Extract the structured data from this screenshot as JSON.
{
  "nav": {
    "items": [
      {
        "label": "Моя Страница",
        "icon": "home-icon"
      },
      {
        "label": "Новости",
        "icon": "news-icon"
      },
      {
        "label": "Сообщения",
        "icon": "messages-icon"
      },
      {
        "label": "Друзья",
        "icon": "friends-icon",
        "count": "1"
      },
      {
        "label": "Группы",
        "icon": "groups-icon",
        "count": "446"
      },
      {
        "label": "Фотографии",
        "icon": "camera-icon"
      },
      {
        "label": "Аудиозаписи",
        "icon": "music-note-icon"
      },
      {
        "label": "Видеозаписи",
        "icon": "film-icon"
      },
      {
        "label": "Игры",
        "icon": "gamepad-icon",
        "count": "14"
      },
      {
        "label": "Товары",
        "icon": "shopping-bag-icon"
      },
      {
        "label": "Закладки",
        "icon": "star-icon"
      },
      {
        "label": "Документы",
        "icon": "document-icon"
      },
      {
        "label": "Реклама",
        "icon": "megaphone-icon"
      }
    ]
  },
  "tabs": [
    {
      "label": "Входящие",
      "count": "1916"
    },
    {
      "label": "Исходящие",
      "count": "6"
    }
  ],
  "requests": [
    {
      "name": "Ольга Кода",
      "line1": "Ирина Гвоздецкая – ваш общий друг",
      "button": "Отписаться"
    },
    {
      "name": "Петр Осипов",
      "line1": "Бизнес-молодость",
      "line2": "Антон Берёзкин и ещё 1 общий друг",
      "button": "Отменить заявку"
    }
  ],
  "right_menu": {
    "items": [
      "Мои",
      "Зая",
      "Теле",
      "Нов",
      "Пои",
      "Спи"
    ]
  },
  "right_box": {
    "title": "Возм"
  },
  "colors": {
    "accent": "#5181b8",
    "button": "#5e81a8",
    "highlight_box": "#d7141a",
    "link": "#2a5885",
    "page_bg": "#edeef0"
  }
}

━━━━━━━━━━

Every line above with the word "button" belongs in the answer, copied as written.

EXERCISE RESPONSE
      "button": "Отписаться"
      "button": "Отменить заявку"
    "button": "#5e81a8",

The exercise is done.